The stone surfaces of the memorial are the ground for its other key gesture: the clever use of inscription. From a distance, in a large serif font, the randomly disposed names of battles that are the stuff of official national histories are apparent: Somme, Gallipoli, El Alamein, Singapore…. These are places in which Australia fought alongside Britain in the two world wars. Their names are clearest as they might be seen across the lawn beside the memorial to the north, for example at ANZAC day commemorations when the presence of 10,000 to 20,000 people is anticipated.
Up close, the battle names look fuzzy. They are made on an irregular ground of other place names inscribed in a sans serif font at a much smaller scale. At first glance, the names of this smaller scale are iconically Australian ones:Woolloomoolo, Narrawong, Airey’s Inlet, Brisbane. But as the gaze moves, more surprising names come up: Taupo, East London, Moose Jaw, Des Moines, Tokio. The discovery of one quirk leads to the quest for the next: a very absorbing wonder game is set up. All of these names – “Australian” or otherwise – are the birthplaces of men and women who served and died with Australian forces, as recorded by them on their service papers. They poignantly suggest particularity, the specific trajectories of families and individuals, and the location of those who died in the memories of the communities in which they were born and in which they lived. They make a mesmerising human geography. Specific history implicitly plays through the general and the official: the battle names are made out of the birth places by incisions for the letters of the latter being bolder where they coincide with the letters of the former. Some of the birth places are misspelled, some may be fictitious.
They make the ascription of nationality per se problematic – a contingency rather than an absolute – thus voiding the jingoism into which war memorials easily fall. For this reason, the presence of occasional German and Japanese places in the array is especially moving.
Cumulatively, the collection of names reflects modern Australia’s history as a nation of migrants. It will allow a visitor to see its British connections and – in all those place names derived from Indigenous Australian languages – its distinctiveness as well. Its geographical inclusiveness makes an implicit claim for tolerance. This is a remarkable proposition for a war memorial to enounce.

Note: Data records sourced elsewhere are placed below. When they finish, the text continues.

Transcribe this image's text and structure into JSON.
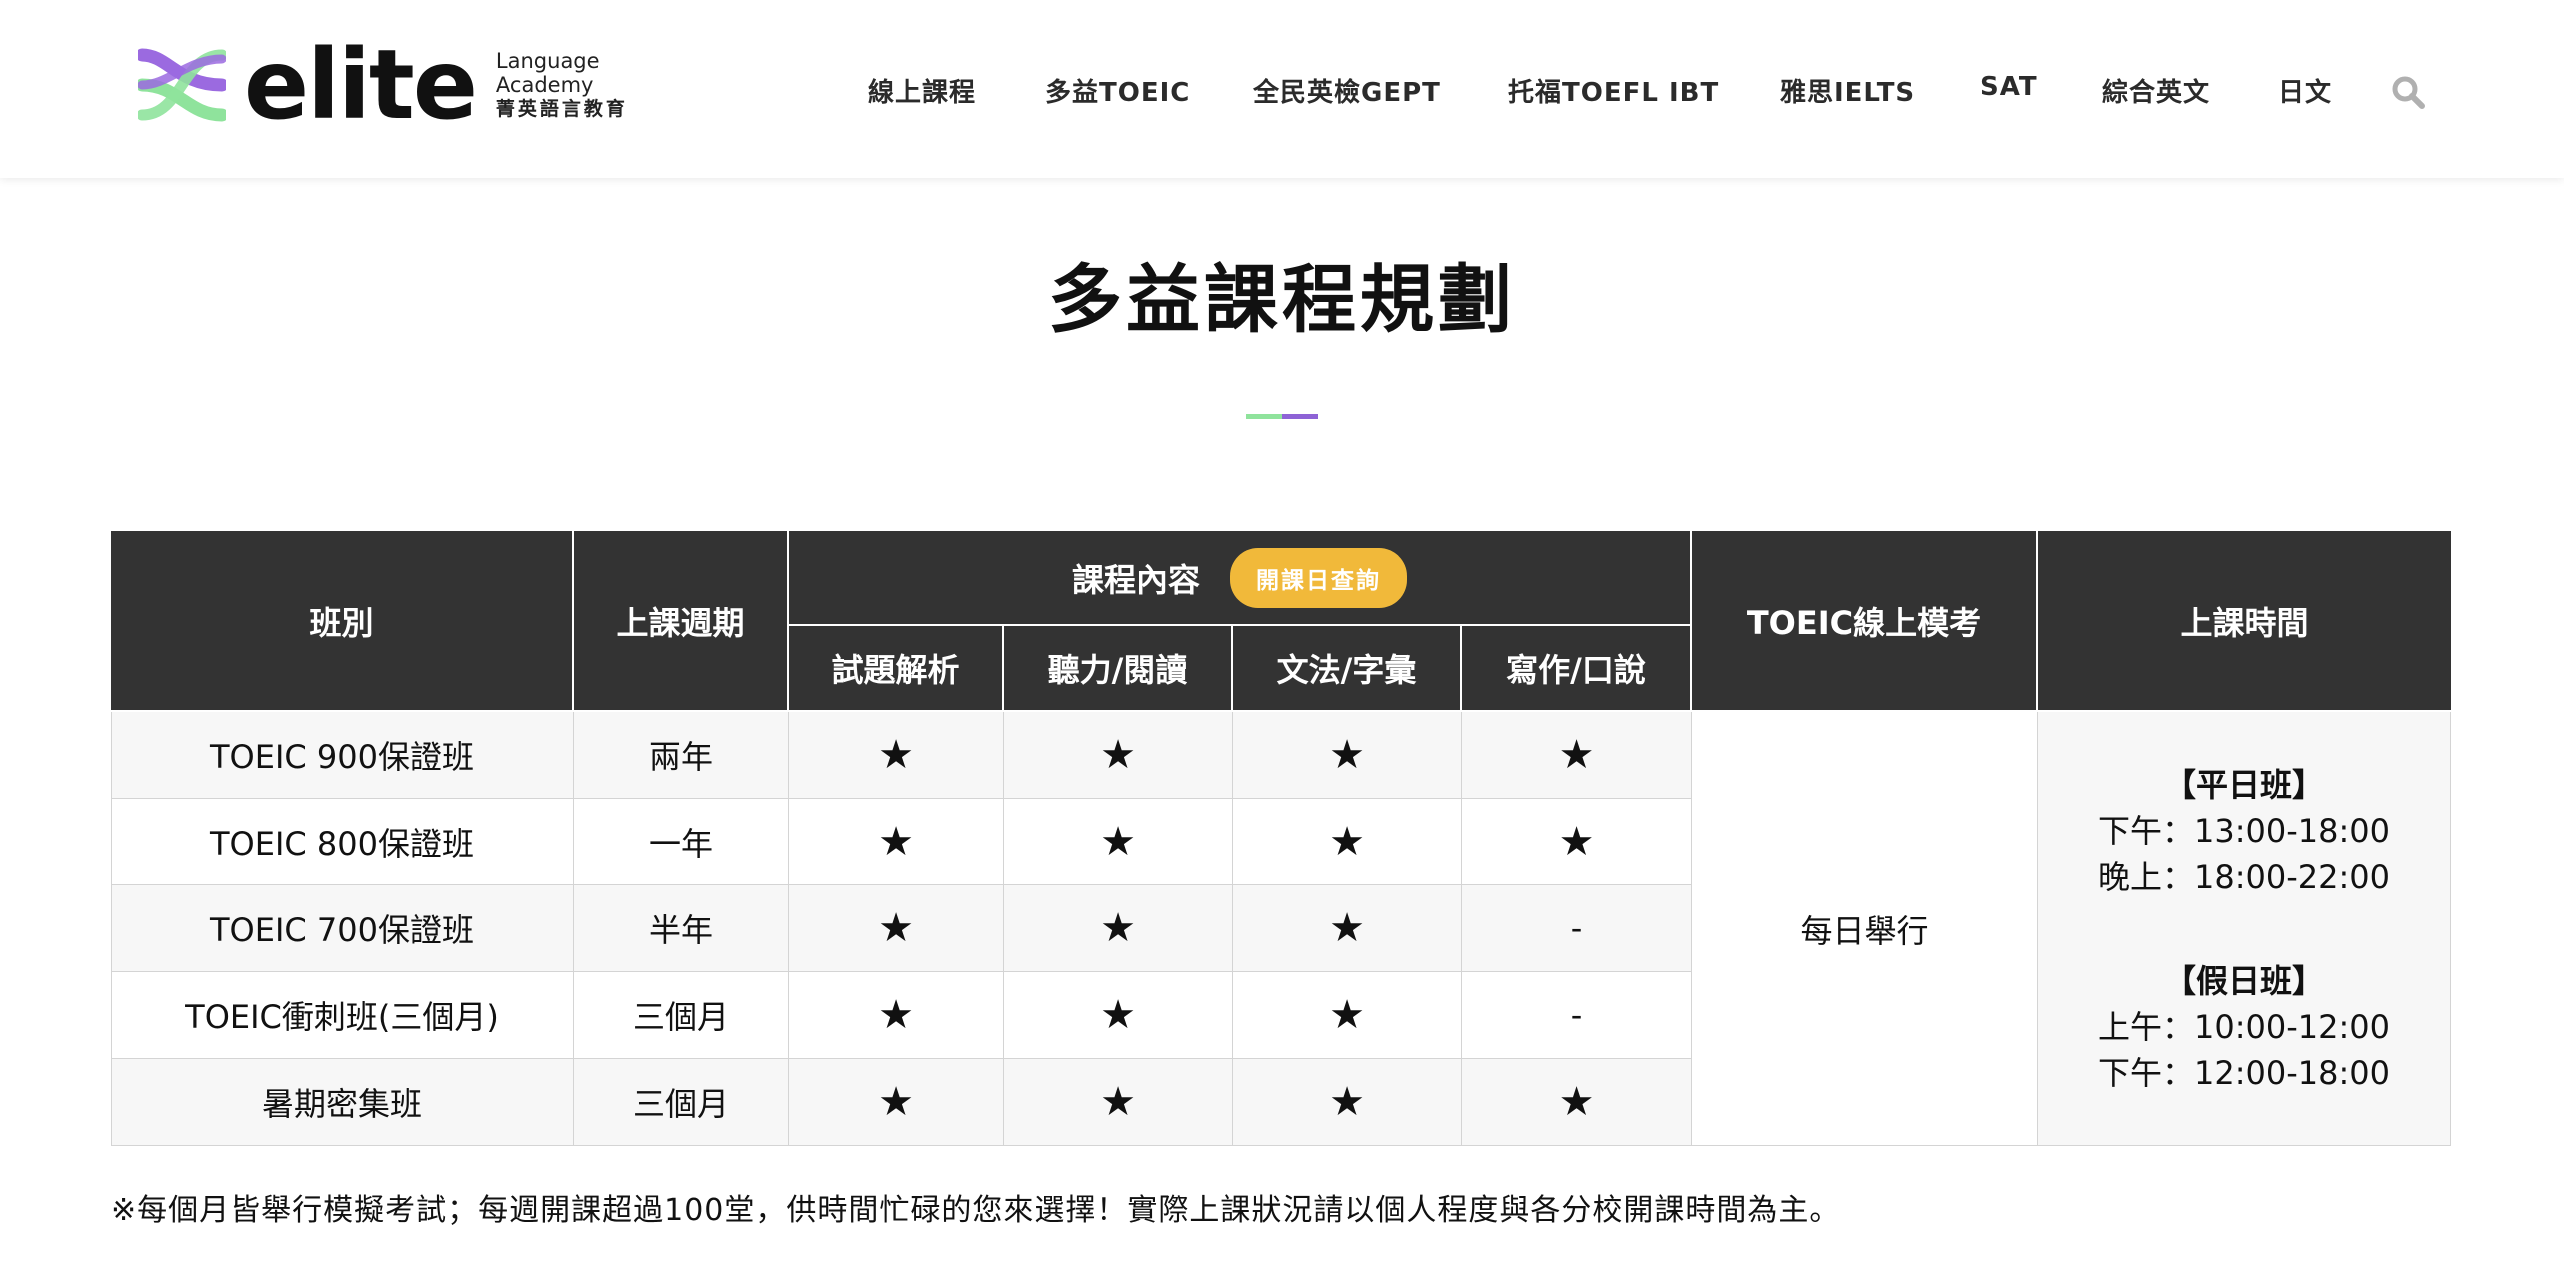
{
  "header": {
    "logo_word": "elite",
    "logo_sub_line1": "Language",
    "logo_sub_line2": "Academy",
    "logo_sub_zh": "菁英語言教育",
    "nav": [
      "線上課程",
      "多益TOEIC",
      "全民英檢GEPT",
      "托福TOEFL IBT",
      "雅思IELTS",
      "SAT",
      "綜合英文",
      "日文"
    ]
  },
  "page_title": "多益課程規劃",
  "table": {
    "headers": {
      "class": "班別",
      "period": "上課週期",
      "content": "課程內容",
      "content_badge": "開課日查詢",
      "sub": [
        "試題解析",
        "聽力/閱讀",
        "文法/字彙",
        "寫作/口說"
      ],
      "mock": "TOEIC線上模考",
      "time": "上課時間"
    },
    "rows": [
      {
        "name": "TOEIC 900保證班",
        "period": "兩年",
        "marks": [
          "★",
          "★",
          "★",
          "★"
        ]
      },
      {
        "name": "TOEIC 800保證班",
        "period": "一年",
        "marks": [
          "★",
          "★",
          "★",
          "★"
        ]
      },
      {
        "name": "TOEIC 700保證班",
        "period": "半年",
        "marks": [
          "★",
          "★",
          "★",
          "-"
        ]
      },
      {
        "name": "TOEIC衝刺班(三個月)",
        "period": "三個月",
        "marks": [
          "★",
          "★",
          "★",
          "-"
        ]
      },
      {
        "name": "暑期密集班",
        "period": "三個月",
        "marks": [
          "★",
          "★",
          "★",
          "★"
        ]
      }
    ],
    "mock_value": "每日舉行",
    "schedule": {
      "weekday_title": "【平日班】",
      "weekday_1": "下午：13:00-18:00",
      "weekday_2": "晚上：18:00-22:00",
      "weekend_title": "【假日班】",
      "weekend_1": "上午：10:00-12:00",
      "weekend_2": "下午：12:00-18:00"
    }
  },
  "note": "※每個月皆舉行模擬考試；每週開課超過100堂，供時間忙碌的您來選擇！實際上課狀況請以個人程度與各分校開課時間為主。"
}
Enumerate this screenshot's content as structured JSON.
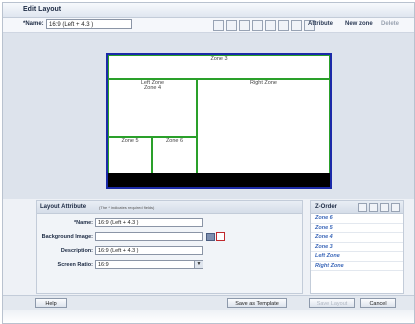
{
  "window": {
    "title": "Edit Layout"
  },
  "name_bar": {
    "label": "*Name:",
    "value": "16:9 (Left + 4.3 )",
    "attribute_label": "Attribute",
    "new_zone_label": "New zone",
    "delete_label": "Delete"
  },
  "zones": {
    "zone3": "Zone 3",
    "left_zone": "Left Zone",
    "zone4": "Zone 4",
    "right_zone": "Right Zone",
    "zone5": "Zone 5",
    "zone6": "Zone 6"
  },
  "attributes": {
    "title": "Layout Attribute",
    "note": "(The * indicates required fields)",
    "name_label": "*Name:",
    "name_value": "16:9 (Left + 4.3 )",
    "bg_label": "Background Image:",
    "bg_value": "",
    "desc_label": "Description:",
    "desc_value": "16:9 (Left + 4.3 )",
    "ratio_label": "Screen Ratio:",
    "ratio_value": "16:9"
  },
  "zorder": {
    "title": "Z-Order",
    "items": [
      "Zone 6",
      "Zone 5",
      "Zone 4",
      "Zone 3",
      "Left Zone",
      "Right Zone"
    ]
  },
  "footer": {
    "help": "Help",
    "save_template": "Save as Template",
    "save_layout": "Save Layout",
    "cancel": "Cancel"
  },
  "colors": {
    "screen_border": "#1b2aa8",
    "zone_border": "#2aa02a",
    "zorder_text": "#3a66b8"
  }
}
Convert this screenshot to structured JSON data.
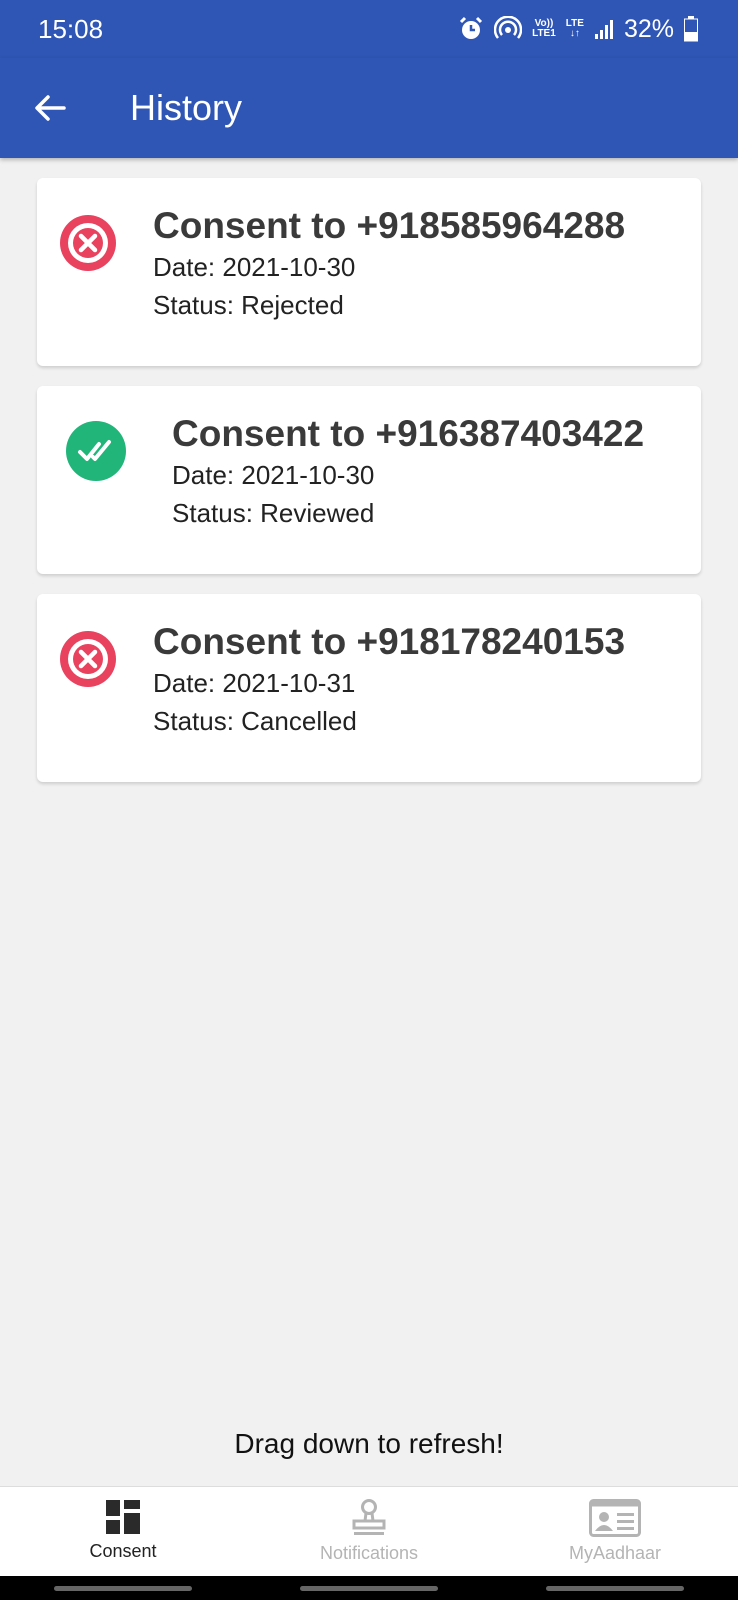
{
  "status_bar": {
    "time": "15:08",
    "net_line1": "Vo))",
    "net_line2": "LTE1",
    "lte_label": "LTE",
    "battery": "32%"
  },
  "app_bar": {
    "title": "History"
  },
  "consents": [
    {
      "title": "Consent to +918585964288",
      "date": "Date: 2021-10-30",
      "status": "Status: Rejected",
      "icon": "x-circle-icon",
      "color": "#e8425f"
    },
    {
      "title": "Consent to +916387403422",
      "date": "Date: 2021-10-30",
      "status": "Status: Reviewed",
      "icon": "double-check-icon",
      "color": "#22b57a"
    },
    {
      "title": "Consent to +918178240153",
      "date": "Date: 2021-10-31",
      "status": "Status: Cancelled",
      "icon": "x-circle-icon",
      "color": "#e8425f"
    }
  ],
  "refresh_hint": "Drag down to refresh!",
  "bottom_nav": {
    "items": [
      {
        "label": "Consent",
        "icon": "dashboard-icon",
        "active": true
      },
      {
        "label": "Notifications",
        "icon": "stamp-icon",
        "active": false
      },
      {
        "label": "MyAadhaar",
        "icon": "id-card-icon",
        "active": false
      }
    ]
  },
  "colors": {
    "primary": "#2f55b5",
    "rejected": "#e8425f",
    "reviewed": "#22b57a"
  }
}
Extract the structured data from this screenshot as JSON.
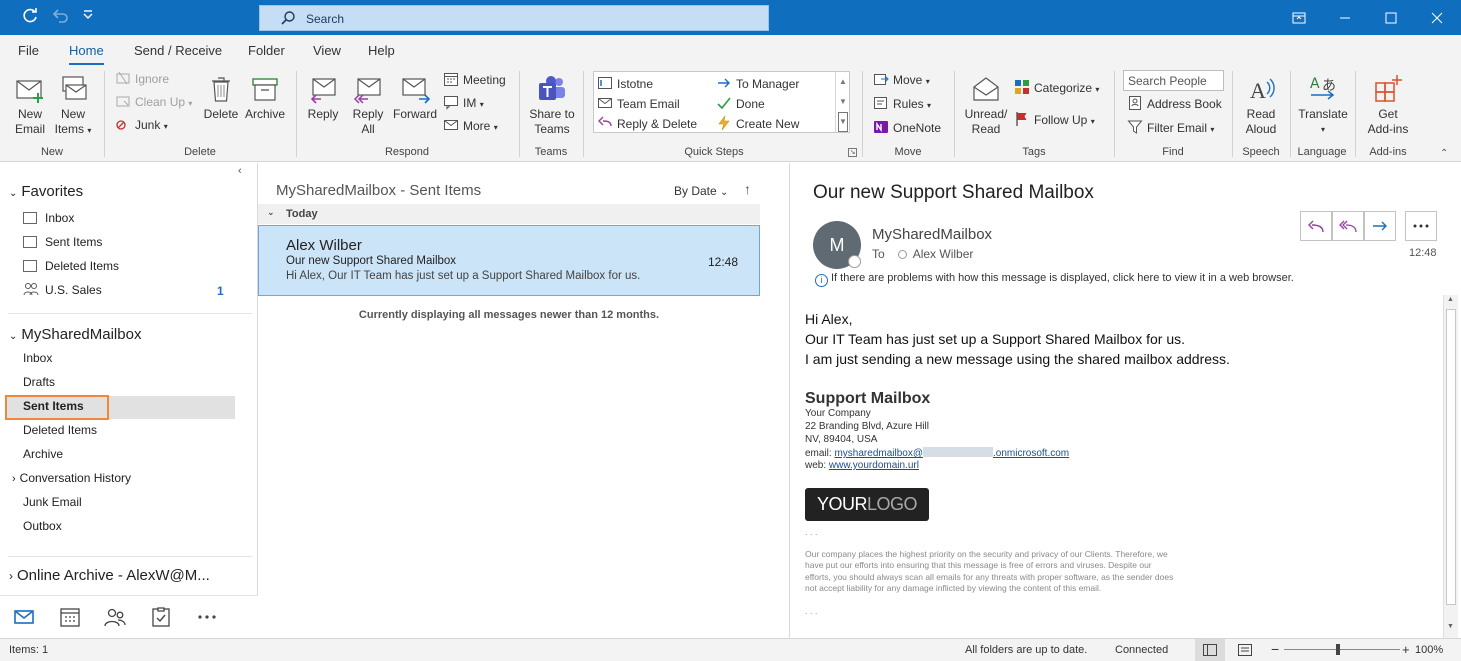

DR PAUL WALKER IS ASSOCIATE PROFESSOR OF ARCHITECTURE AT THE UNIVERSITY OF MELBOURNE.
AUSTRALIAN WAR MEMORIAL, LONDON
Architect TZG—design architect Peter Tonkin; project architect Neil Mackenzie; senior architect Heidi Pronk; junior architects Richard Healey–Finlay, Scott Davis, Etai Navon. Artist Janet Laurence. Project manager M. A.
Rafferty, Building Consultant. Structural, facade, civil engineers Arup—Andrew Johnson, Peter Hartigan, Peter Karsai, John Ryder; Arup (UK)—Bruno Miglio, Pein Lee, Darren Anderson. Water feature Waterforms International—Phil Goodwin. Electrical, lighting Barry Webb and Associates—Phil Stennett.